* AIM OF THE TASK *
Check every line below for the word "Print" and copy the ones that have it.

--------------------

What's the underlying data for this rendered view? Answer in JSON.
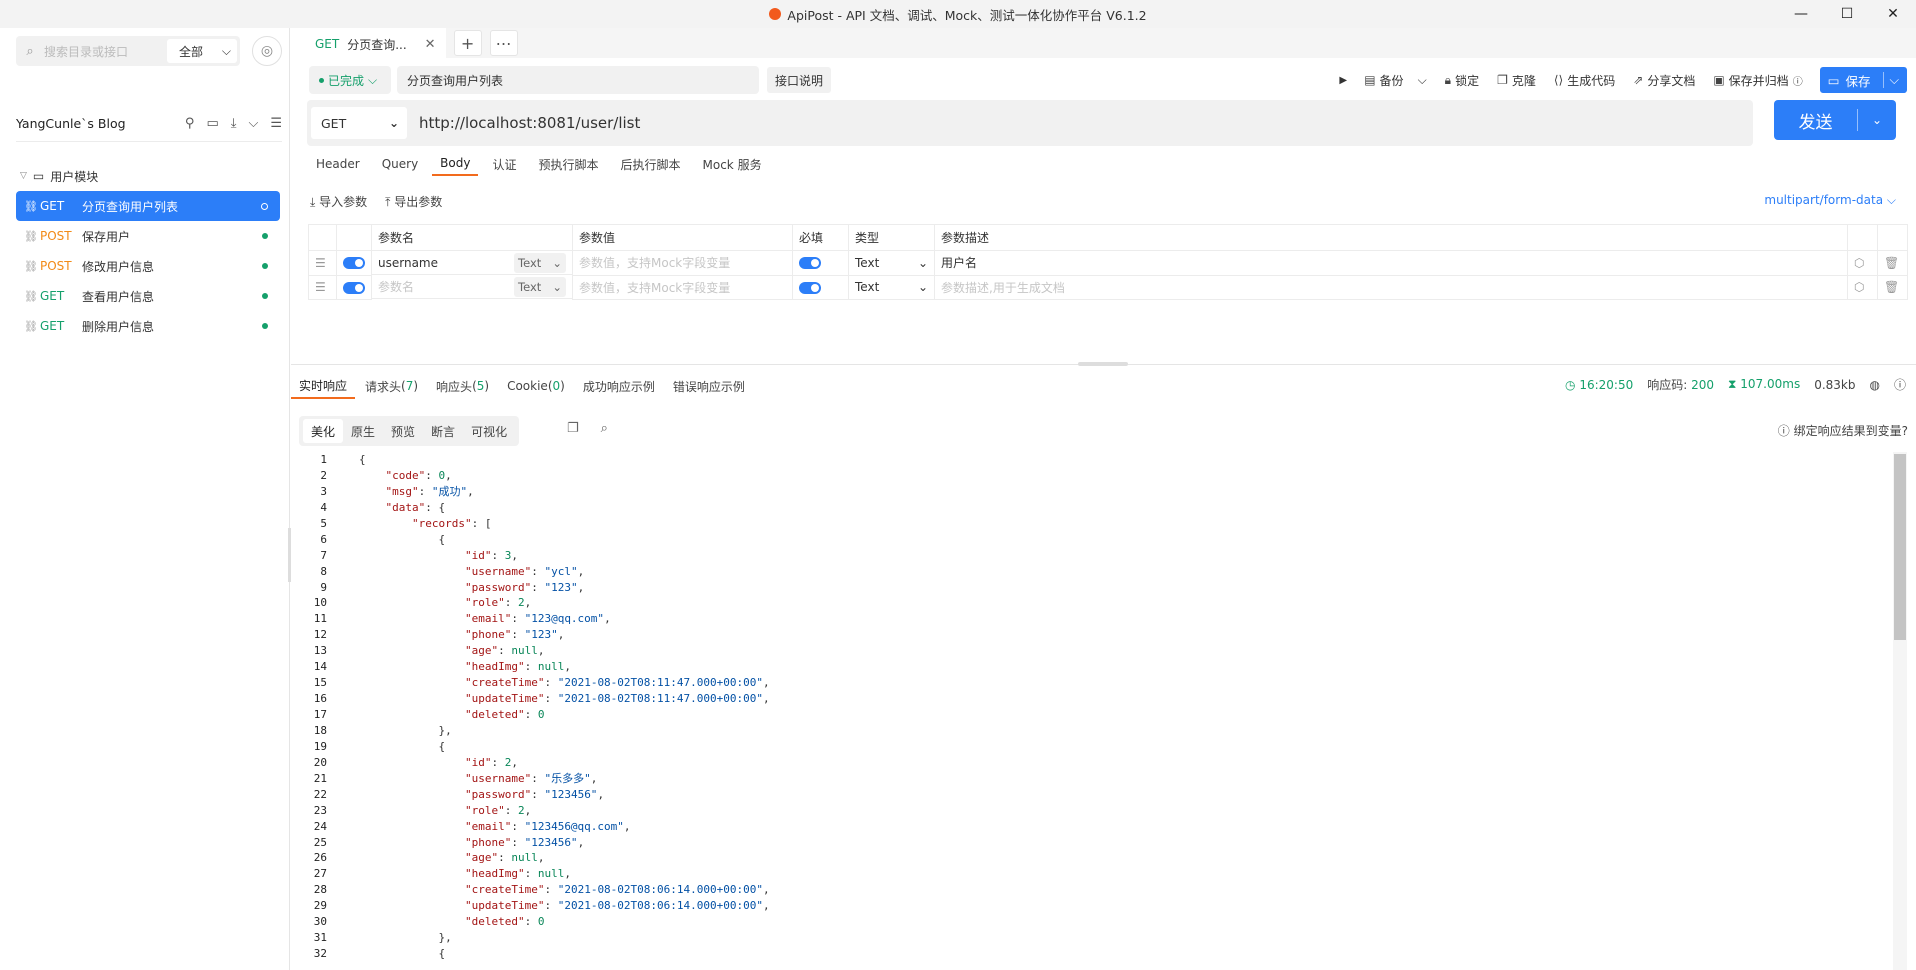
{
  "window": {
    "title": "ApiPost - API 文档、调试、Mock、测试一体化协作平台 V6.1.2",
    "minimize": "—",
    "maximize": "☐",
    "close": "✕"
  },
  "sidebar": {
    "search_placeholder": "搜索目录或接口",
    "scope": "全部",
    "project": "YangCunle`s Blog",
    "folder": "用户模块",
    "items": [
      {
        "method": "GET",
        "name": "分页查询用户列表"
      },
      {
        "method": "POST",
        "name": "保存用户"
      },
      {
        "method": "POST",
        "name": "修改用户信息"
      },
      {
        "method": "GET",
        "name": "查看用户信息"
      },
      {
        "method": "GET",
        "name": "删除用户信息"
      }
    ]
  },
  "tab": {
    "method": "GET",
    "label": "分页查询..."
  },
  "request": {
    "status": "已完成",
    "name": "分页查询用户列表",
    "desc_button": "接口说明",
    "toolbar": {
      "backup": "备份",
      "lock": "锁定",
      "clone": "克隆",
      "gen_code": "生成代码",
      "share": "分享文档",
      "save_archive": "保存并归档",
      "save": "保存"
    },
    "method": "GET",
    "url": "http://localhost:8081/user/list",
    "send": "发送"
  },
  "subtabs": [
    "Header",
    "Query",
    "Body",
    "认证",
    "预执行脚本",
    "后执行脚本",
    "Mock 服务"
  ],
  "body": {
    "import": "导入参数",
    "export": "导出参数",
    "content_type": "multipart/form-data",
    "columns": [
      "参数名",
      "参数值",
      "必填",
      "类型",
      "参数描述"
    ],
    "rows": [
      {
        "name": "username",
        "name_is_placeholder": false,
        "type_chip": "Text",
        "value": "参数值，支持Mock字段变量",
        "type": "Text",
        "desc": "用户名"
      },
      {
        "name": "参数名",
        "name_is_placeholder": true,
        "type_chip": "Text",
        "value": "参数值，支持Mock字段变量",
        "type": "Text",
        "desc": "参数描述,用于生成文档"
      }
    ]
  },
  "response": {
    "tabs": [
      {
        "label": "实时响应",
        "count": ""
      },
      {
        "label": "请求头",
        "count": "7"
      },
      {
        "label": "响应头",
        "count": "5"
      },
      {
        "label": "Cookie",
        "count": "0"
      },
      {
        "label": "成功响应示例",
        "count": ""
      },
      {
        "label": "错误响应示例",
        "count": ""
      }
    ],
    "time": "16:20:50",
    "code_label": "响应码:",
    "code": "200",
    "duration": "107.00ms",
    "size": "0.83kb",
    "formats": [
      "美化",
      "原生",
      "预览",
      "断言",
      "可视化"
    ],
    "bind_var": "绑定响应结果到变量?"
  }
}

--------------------

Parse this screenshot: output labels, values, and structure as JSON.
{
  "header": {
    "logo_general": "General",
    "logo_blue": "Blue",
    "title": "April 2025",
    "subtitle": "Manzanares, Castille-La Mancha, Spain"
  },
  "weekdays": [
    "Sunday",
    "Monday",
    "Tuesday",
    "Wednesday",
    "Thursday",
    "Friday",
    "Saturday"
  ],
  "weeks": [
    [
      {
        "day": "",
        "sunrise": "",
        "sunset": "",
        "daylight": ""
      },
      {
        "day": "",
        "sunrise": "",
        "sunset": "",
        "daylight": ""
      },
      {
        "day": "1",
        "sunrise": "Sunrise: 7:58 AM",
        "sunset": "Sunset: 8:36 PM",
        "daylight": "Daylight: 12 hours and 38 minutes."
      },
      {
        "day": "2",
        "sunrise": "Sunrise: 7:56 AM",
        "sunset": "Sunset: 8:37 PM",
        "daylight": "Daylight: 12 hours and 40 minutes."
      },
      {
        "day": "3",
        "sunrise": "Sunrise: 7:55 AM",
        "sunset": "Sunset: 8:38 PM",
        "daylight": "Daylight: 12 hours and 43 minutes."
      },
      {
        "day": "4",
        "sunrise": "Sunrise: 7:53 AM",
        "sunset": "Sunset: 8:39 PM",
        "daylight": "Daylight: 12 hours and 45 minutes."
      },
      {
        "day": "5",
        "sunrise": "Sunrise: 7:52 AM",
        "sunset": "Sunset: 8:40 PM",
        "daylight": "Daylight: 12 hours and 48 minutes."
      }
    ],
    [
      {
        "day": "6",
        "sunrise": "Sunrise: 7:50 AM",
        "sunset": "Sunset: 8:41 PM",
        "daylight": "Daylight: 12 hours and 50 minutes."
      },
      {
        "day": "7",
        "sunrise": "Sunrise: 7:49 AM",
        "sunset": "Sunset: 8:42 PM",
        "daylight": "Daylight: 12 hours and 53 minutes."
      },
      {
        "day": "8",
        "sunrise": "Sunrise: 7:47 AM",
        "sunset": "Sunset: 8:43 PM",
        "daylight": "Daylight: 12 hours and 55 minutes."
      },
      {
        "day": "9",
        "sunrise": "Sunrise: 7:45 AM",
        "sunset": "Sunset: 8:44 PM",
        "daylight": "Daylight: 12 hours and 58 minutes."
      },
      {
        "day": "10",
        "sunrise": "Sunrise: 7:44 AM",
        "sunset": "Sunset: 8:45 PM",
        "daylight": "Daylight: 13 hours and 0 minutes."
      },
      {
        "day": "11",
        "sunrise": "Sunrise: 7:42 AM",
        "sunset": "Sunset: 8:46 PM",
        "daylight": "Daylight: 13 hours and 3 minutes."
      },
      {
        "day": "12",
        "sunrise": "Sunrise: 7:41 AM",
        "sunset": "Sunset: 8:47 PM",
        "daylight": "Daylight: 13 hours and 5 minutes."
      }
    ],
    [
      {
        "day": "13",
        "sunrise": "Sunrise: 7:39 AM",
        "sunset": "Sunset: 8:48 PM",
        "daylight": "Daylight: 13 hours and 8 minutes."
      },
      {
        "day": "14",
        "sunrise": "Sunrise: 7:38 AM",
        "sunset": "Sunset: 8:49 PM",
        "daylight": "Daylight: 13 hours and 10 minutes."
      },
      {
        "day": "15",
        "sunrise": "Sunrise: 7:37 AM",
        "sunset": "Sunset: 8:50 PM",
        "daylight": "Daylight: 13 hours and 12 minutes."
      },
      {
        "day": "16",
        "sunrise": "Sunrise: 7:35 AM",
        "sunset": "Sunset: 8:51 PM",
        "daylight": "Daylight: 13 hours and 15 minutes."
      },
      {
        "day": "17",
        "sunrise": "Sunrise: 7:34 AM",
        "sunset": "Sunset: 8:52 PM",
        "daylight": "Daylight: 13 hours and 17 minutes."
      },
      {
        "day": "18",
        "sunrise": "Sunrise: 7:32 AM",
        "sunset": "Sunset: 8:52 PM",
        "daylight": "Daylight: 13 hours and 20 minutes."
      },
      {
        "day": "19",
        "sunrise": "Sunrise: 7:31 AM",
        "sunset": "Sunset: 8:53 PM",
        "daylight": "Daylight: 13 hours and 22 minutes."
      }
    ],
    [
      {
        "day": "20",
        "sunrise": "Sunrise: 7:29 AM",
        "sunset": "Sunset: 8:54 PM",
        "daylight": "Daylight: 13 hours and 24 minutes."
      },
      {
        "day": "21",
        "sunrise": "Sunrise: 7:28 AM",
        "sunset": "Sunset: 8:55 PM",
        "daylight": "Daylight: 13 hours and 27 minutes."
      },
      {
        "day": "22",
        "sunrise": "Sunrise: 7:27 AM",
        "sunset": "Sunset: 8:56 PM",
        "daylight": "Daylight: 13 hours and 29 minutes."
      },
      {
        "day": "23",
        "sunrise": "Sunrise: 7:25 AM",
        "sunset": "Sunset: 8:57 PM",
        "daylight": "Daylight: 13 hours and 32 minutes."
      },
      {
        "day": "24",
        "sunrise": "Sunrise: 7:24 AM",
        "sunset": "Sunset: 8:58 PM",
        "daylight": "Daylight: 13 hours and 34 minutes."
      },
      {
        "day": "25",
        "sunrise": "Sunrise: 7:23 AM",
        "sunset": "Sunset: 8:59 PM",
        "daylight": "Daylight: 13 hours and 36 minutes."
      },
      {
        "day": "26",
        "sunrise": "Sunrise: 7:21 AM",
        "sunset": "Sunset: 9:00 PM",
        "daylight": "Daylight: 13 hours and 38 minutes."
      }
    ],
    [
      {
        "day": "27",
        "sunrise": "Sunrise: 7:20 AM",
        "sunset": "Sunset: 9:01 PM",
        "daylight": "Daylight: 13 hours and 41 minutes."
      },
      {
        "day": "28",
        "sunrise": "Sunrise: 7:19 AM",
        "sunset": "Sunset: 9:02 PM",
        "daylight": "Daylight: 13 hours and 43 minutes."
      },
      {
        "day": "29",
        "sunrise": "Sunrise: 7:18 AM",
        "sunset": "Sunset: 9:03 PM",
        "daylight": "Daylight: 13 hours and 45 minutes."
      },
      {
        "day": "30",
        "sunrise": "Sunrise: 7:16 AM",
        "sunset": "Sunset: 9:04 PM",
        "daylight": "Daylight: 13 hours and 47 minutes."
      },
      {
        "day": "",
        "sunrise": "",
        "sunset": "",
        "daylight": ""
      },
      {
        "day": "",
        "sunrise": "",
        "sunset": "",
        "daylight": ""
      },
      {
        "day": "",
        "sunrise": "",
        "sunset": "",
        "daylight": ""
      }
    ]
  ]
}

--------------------

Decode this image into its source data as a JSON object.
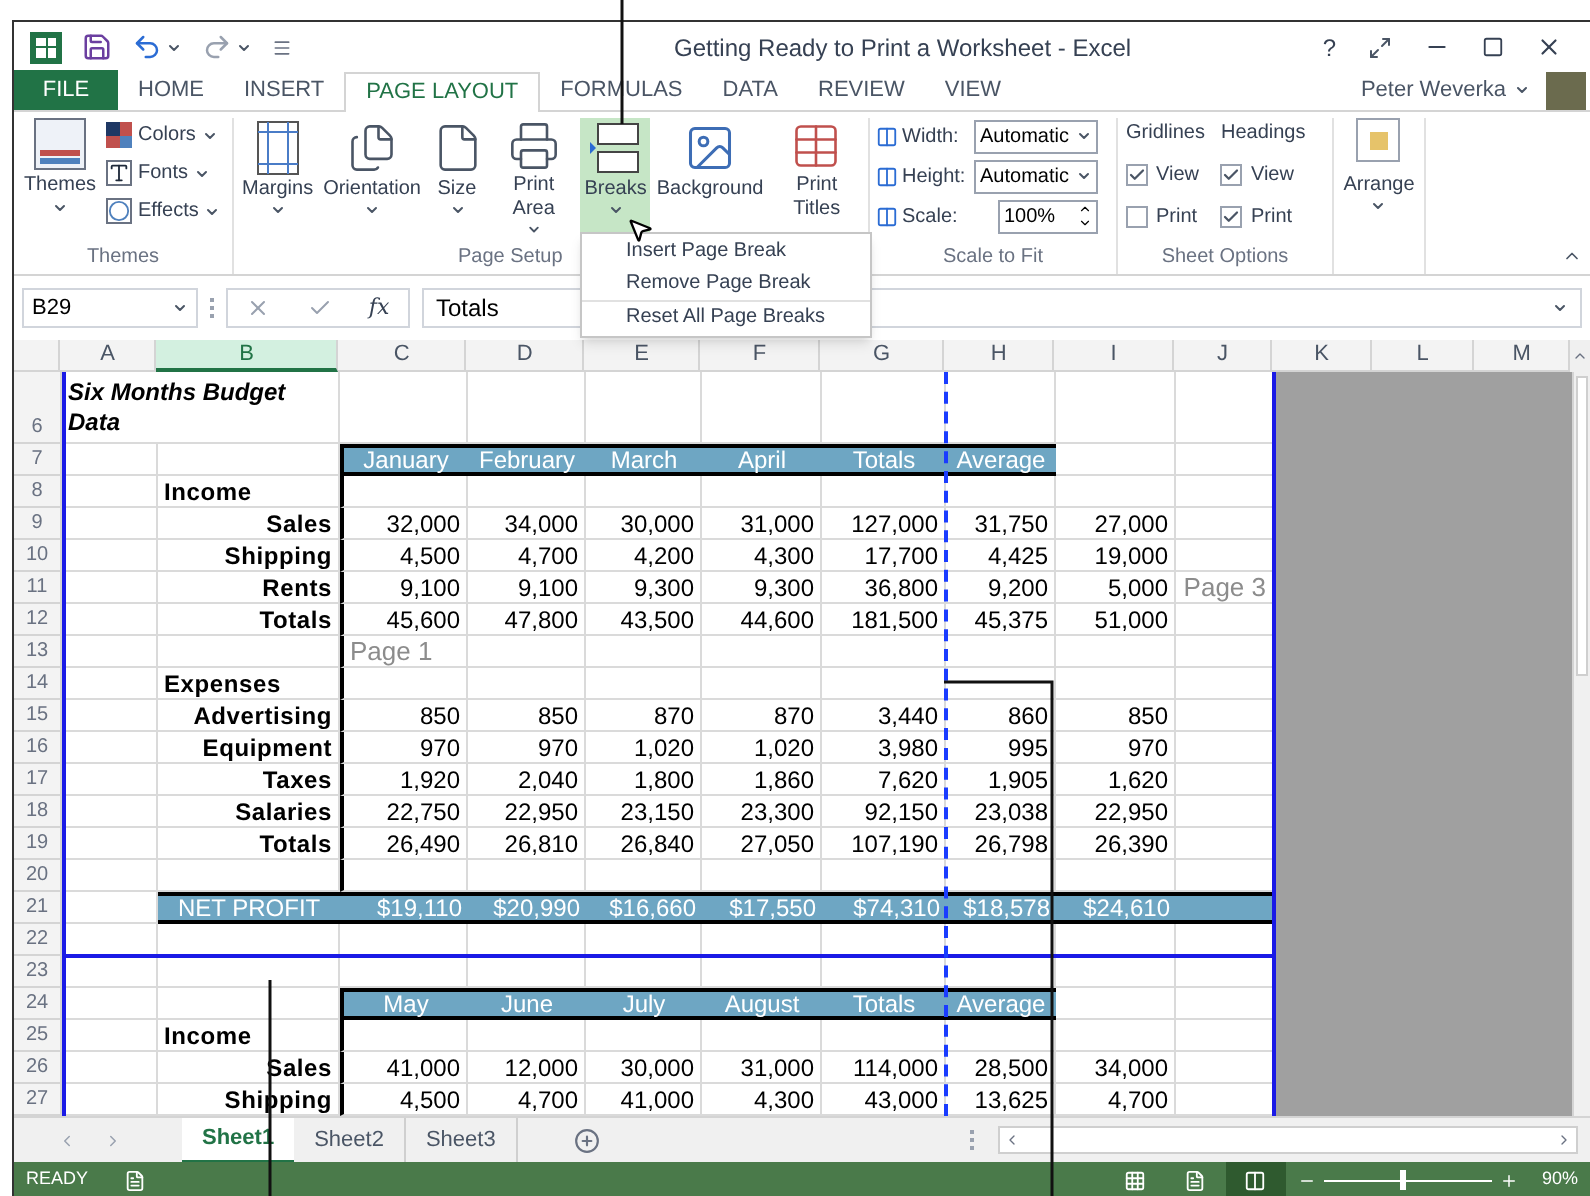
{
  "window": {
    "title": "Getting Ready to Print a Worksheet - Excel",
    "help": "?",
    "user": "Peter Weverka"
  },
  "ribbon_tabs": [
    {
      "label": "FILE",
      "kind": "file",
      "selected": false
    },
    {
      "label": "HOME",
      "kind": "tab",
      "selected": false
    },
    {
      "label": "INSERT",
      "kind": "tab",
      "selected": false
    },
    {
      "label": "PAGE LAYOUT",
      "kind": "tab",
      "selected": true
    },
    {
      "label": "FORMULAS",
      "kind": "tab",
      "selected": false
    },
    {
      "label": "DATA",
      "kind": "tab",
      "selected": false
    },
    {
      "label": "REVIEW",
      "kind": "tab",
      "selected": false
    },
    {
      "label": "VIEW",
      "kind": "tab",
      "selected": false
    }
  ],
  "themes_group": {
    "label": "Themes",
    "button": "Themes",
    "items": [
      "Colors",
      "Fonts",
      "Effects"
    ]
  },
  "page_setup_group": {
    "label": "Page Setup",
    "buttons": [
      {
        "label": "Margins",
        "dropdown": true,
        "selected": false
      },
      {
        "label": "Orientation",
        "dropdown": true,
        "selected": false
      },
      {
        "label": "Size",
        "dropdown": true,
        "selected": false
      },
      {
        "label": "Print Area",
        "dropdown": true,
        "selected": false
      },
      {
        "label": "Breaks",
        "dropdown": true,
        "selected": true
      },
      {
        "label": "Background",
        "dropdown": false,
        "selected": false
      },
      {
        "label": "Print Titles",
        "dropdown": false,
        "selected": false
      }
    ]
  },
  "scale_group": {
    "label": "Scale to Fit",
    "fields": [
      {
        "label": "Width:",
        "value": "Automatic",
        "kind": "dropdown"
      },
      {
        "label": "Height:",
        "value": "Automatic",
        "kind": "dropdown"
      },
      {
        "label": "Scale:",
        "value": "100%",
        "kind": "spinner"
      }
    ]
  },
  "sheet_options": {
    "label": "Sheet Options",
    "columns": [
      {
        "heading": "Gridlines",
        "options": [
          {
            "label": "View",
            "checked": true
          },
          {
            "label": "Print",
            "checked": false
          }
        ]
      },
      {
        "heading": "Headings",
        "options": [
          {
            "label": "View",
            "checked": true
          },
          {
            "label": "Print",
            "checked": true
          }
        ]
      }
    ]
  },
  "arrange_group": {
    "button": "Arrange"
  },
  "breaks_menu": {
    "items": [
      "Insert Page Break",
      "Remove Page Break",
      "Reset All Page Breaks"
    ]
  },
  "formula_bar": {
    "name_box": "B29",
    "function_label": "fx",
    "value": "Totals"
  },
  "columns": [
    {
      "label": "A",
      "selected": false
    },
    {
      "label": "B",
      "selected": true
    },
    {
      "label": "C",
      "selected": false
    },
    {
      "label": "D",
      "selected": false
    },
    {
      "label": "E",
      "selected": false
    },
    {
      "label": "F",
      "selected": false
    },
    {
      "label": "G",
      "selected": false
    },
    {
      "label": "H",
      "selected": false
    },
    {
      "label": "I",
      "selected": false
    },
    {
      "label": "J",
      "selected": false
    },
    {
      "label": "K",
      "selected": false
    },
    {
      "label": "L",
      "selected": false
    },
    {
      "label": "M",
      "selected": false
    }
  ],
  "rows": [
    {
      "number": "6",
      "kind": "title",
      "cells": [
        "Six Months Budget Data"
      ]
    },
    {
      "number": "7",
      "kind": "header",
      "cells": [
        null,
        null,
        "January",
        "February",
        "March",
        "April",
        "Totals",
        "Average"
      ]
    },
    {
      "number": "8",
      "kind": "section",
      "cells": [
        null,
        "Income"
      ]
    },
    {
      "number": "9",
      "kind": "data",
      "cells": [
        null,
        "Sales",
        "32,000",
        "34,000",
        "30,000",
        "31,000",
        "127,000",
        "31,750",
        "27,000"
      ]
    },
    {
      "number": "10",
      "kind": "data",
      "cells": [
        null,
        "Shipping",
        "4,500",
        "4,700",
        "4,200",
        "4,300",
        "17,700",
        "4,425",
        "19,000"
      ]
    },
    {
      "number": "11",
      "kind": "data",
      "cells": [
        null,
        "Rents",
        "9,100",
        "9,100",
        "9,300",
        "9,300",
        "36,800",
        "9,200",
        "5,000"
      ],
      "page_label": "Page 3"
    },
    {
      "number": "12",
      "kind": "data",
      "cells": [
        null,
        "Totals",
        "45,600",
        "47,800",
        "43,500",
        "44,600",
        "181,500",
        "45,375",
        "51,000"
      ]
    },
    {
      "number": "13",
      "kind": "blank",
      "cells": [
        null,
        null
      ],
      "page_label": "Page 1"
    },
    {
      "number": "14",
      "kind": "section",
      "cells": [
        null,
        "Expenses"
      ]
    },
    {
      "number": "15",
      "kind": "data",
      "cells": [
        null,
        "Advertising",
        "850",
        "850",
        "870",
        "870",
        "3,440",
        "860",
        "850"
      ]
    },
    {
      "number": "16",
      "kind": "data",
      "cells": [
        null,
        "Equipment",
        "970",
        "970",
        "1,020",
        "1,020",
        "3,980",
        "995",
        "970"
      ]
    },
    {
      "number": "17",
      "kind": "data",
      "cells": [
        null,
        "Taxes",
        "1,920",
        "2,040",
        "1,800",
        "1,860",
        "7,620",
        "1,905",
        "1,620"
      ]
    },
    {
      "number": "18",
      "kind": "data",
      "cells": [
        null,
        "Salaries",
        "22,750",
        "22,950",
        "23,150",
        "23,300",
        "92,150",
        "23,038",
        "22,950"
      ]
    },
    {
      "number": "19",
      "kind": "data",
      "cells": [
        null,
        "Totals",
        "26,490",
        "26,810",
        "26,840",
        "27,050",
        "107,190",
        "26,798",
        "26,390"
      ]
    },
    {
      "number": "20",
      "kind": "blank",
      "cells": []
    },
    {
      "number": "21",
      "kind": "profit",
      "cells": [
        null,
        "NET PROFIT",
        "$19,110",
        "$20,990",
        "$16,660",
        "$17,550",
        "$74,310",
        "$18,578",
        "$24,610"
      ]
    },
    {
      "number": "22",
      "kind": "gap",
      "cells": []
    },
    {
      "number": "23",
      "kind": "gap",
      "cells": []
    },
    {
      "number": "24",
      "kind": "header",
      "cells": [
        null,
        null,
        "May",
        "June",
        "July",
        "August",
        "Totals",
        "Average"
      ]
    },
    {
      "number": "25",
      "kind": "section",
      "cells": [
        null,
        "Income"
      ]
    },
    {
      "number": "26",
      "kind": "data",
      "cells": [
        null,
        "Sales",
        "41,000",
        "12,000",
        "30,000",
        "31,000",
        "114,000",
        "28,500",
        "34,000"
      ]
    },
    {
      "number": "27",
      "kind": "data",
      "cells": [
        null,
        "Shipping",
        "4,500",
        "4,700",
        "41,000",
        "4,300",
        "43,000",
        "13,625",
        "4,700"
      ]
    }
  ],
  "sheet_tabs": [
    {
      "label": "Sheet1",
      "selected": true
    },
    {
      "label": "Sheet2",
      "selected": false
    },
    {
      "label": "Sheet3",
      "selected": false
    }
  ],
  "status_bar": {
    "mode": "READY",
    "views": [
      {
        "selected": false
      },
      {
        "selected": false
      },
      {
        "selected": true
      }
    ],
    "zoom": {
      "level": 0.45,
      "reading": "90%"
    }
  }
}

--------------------

* RESULT FOR THIS TASK *
    "title": "Getting Ready to Print a Worksheet - Excel",
        "label": "Print Area",
        "label": "Print Titles",
            "label": "Print",
            "label": "Print",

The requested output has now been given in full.